The strong showing in last month’s election by Action democratique du Quebec, a party noted for skepticism toward "reasonable accommodation," appears to be giving new legitimacy to hostility to "foreign" ways.
You can see that in the public response this week to a ruling by officials of a girls’ tae kwon do tournament. Their decision to bar participants from wearing hijabs caused several Muslim girls, the oldest of whom was 13, to withdraw from the Longueuil competition.
Of the seven letters on the issue published in La Presse, all were critical. "I’m fed up with capricious, unreasonable Muslims," said a typical letter writer.
And when the same newspaper asked on its website whether hijabs should be probited from tae kwon do tournaments, Yes responses crushed No votes by an 8-to-1 ratio. Unscientific ? Sure. But 7,000 responses are hard to ignore.
It’s an amazing situation.
Here we are in a society where girls’ exhibitionism is all too common. Maclean’s magazine recently ran a cover story on girls dressed like sluts. "Eight-year-olds in fishnets, padded bras and thong panties," it began. "Welcome to the Junior Miss version of raunch culture."
High-school girls with bare midriffs and low-slung jeans are starting to look old-fashioned. I recently saw one walking through the Montreal Trust shopping concourse in a tee-shirt that said, "I’d fcuk me," the centre word coyly misspelled.
My point here is not to denounce such displays. Rather, it’s to express puzzlement why it’s girls at the other end of the range who are stirring controversy - that is, girls who wear hijabs and other forms of conservative clothing.
You’d almost think that modesty is the new taboo.
It’s far-fetched to think there’s something unsporting or unsafe about wearing cloth under one’s tae kwon do helmet, which was the grounds cited by tournament officials in invoking the seldom-enforced rule. It’s equally absurd to think a hijab presents a danger in soccer, which was the reason for disallowing an 11-year-old Muslim girl from competing in a Quebec athletic contest.
Of course, safety isn’t the real issue. The real issue is that many well-meaning non-Muslims tend to see the hijab as a symbol of patriarchical Muslim culture’s control of women. By resisting the hijab, many people feel they are resisting oppression of women. They think they’re being progressive.
But it’s not quite that simple. An insightful book on the hijab, The Muslim Veil in North America, published by Women’s Press, notes that older Muslim women here seldom wear the hijab. For younger women, the headgear can be "empowering and in some contexts even subversive." How can that be ?

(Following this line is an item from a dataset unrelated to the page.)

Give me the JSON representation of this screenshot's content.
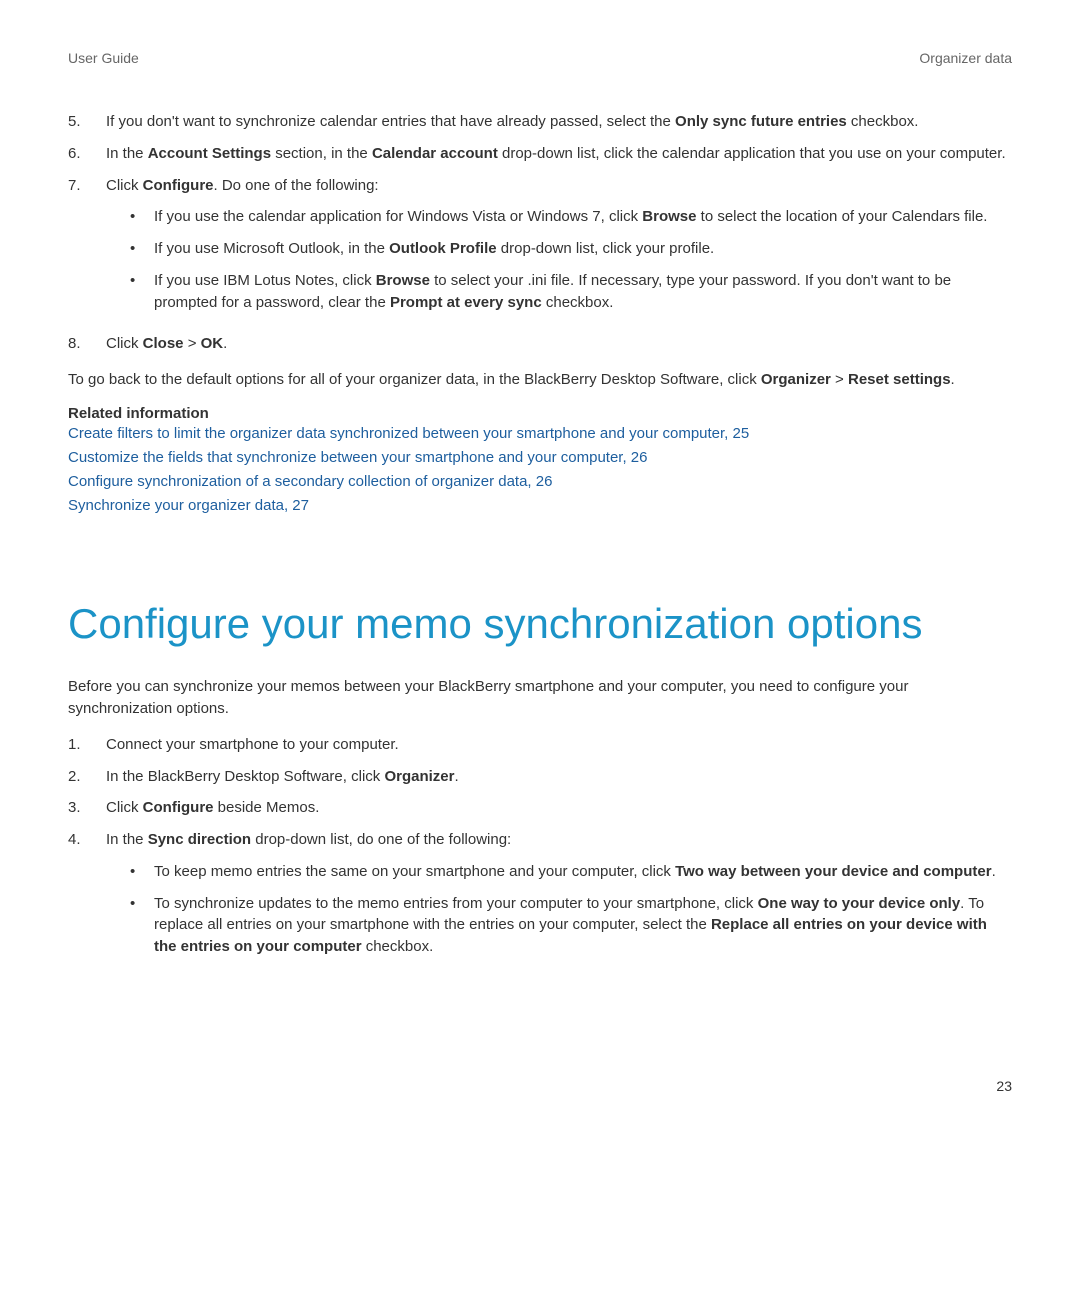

The book observes that many young Muslim women in Canada come from immigrant families that frown on them staying out at night, socializing with non-Muslims, playing sports, pursuing higher education or striving to have professional careers. For such young women, adopting the hijab is often a signal to their families that they respect religious values but that they will pursue such unconventional activities nonetheless.
Paradoxically, then, the old-fashioned headgear is a licence to become modern.
Though published in Toronto, the book is largely about Montreal and was edited by three McGill and Concordia academics - Sajida Sultana Alvi, Homa Hoodfar and Sheila McDonough. Their book makes the point that a woman who covers her hair and wears unrevealing clothing can also be trying to be seen as "a ’person’ rather than an object of male scrutiny."
Hey, isn’t this what feminism is all about ? Careers. Not being seen as a sex object.
As well, please note that the martial-arts sport of tae kwon is one of the most assertive sports around. Did you see these slight Muslim girls’ moves on TV the other night ? They were whirling, delivering side kicks, roundhouse kicks and jump, spin and skip kicks. Astonishing. Forget the stereotype of the meek, passive Muslim females.
Come on, Quebec, lighten up.
The burning bra might have been a symbol of feminism a generation ago. Today, it’s the hijab.